How safe a woman is in a public space also seems to be tied to what class she is perceived to be from, and how affluent the public space is. I say this because there seem to be different dress codes depending on the perceived class of the area, which extends to the perceived values of said class of people. You could walk around at Sam Levy wearing a belt as a skirt and be pretty safe from harassment. You wear that same outfit in middle-income or poorer areas or on public transportation, and the slurs will come out of the woodwork, at best. At worst, you will be assaulted by the ‘moral highbred’ of Harare.
When venturing out, I must have a pair of earphones. Even when I’m not listening to anything, these enable me to sometimes miss parts of a cat call/ vulgar insinuation/ moralising slur or to act like I missed it or failed to hear some guy hit on me. Nope, I heard you, it’s just quicker to ignore you. Also necessary: a mean look. I learnt the hard way that wearing your face in neutral seems to indicate that you’re open to continuous conversation even when the words ‘leave me alone’ have passed your lips. I’ve also come to not so secretly hope that the grim look on my face, the fast pace I walk with and the fact that I’m built like a rugby player will buy me some peace and quiet. Sometimes it works. Sometimes I have to shout down a harasser and remind them that my clothes are about me. Not them.
Harassment Stemming from a Sexualised Body and Public Religiosity
I’ve encountered a new form of sexual harassment in Harare that I have never really experienced anywhere else. It’s the sexual harassment that’s laced with self-righteous moral undertones. I’ve been harassed by men who claim that that stretch of legs from my knees to my ankles is causing them to sin (No sir, your lust is your problem not mine). I’ve also been harassed by women who have claimed that firstly, I’m the kind to steal husbands (apparently there’s a ‘kind’and husbands can be stolen), secondly, my morality is somehow tied to my adornment and thirdly, that old favourite of respectability politics – that I’m letting the (female) side down.

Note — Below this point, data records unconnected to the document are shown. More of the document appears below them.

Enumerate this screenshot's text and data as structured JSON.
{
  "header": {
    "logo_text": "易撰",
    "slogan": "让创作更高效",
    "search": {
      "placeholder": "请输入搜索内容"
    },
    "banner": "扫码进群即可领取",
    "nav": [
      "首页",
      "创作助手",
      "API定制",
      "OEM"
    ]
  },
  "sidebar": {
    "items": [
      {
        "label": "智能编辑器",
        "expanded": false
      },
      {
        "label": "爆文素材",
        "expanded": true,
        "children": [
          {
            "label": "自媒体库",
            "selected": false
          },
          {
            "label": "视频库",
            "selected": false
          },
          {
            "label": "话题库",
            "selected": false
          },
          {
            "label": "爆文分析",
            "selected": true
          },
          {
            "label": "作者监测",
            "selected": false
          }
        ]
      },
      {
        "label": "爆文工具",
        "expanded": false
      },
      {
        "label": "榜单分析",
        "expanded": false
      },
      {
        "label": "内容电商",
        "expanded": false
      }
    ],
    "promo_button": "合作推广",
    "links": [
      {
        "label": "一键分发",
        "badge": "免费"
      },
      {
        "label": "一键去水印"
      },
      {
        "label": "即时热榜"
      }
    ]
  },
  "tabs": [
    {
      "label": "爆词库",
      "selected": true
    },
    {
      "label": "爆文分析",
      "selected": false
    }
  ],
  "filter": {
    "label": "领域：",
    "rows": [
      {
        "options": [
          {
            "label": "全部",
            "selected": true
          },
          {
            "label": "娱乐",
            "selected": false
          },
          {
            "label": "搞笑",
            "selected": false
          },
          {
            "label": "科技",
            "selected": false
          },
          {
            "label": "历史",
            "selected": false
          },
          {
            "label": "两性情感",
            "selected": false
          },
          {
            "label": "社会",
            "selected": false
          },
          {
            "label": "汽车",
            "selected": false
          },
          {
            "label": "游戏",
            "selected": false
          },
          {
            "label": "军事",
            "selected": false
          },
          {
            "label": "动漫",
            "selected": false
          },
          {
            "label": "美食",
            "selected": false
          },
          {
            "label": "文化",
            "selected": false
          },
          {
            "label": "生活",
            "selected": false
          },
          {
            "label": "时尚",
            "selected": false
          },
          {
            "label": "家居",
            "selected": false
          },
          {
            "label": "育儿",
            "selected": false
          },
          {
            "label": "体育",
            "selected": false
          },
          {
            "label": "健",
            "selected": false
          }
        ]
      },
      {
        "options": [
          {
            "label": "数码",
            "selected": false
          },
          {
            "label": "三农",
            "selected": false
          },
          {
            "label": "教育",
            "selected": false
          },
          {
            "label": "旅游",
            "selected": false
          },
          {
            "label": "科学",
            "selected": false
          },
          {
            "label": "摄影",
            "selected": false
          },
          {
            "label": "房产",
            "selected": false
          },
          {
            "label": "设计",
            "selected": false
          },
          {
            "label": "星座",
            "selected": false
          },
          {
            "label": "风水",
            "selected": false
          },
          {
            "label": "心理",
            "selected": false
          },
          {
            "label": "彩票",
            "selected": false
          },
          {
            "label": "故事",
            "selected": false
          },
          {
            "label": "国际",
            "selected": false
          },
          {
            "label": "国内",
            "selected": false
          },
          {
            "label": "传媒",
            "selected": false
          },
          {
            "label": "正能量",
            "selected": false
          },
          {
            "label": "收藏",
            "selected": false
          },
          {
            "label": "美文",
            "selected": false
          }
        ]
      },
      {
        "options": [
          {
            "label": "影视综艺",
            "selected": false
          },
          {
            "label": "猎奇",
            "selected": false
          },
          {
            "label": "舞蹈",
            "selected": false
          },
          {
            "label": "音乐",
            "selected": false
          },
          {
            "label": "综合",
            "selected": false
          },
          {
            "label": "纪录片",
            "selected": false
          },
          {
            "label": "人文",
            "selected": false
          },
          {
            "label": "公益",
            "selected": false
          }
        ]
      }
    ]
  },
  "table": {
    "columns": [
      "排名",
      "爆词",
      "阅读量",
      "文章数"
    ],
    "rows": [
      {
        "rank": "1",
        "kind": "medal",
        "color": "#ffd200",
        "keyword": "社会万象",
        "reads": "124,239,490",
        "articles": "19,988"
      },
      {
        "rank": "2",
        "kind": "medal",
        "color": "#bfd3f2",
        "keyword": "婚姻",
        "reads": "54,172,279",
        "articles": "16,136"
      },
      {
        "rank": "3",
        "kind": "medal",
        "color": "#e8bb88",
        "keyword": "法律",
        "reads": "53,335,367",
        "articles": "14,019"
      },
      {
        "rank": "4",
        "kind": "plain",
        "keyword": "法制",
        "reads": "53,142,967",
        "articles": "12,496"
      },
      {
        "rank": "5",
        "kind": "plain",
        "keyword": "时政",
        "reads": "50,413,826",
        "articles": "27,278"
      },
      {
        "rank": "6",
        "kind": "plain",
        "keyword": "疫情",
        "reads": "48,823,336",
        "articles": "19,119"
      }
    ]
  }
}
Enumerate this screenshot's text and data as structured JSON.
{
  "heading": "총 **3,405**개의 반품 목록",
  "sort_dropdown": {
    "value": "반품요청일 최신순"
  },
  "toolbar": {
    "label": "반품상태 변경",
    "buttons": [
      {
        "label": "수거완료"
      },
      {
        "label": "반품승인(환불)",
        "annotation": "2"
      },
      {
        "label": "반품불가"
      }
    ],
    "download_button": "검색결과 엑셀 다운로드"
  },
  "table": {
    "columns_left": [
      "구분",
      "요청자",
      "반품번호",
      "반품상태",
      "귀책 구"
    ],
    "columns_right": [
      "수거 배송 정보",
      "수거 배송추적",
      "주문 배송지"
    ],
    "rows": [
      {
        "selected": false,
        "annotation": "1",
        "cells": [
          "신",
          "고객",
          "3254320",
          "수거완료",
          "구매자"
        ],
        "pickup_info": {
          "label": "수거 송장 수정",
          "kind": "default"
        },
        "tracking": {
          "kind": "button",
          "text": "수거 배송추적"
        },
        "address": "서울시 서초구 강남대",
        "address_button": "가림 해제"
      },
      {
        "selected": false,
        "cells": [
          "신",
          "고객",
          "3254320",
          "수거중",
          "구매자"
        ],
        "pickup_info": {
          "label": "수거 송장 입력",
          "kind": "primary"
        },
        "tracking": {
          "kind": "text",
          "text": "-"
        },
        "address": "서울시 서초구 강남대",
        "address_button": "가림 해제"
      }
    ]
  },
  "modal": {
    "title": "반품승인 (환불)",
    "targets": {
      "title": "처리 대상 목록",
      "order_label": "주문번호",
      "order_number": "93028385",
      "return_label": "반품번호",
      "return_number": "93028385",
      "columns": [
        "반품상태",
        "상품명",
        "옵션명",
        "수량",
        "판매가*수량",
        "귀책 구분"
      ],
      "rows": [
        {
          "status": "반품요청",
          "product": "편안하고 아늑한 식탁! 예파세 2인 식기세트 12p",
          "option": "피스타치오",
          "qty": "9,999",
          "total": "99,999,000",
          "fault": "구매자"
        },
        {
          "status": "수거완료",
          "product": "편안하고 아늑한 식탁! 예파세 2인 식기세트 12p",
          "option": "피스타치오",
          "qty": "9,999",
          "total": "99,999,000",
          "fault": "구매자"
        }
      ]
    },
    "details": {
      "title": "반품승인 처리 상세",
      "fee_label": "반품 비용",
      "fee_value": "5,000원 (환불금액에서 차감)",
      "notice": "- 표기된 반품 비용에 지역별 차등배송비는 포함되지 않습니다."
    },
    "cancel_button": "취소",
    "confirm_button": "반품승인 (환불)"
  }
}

It’s astonishing to me that the fact of exercising my bodily autonomy could be a threat to the freedoms and salvation of all of humankind. But some street harassers are clearly tied to this perception. My body can apparently derail all of Jesus’ good works, wreck the institution of marriage and really tear the moral fibre of society to shreds. All because I treat my body as my own, to be dressed as I see fit.
Not only are women apparently not welcome in public spaces, but they are forcibly sexualised once they enter this space which means that no matter what you do or what you wear, you are fair game for sexual harassment and the interrogation of your capacity to dress your own body. Women are always deemed to be for the consumption of the patriarchal gaze, by people of all genders. If women must enter the public space, they must do so respectfully, or at least with a willingness to smile and flirt with men who’ve found as attractive. Failing that, we must make ourselves as small as possible and rush through whatever has brought us out until we can find sanctuary in our cars (if we’re lucky) or in our homes.
It’s all very tiring. It should be unnecessary. But that’s how it is.
Main image from www.dailymail.co.uk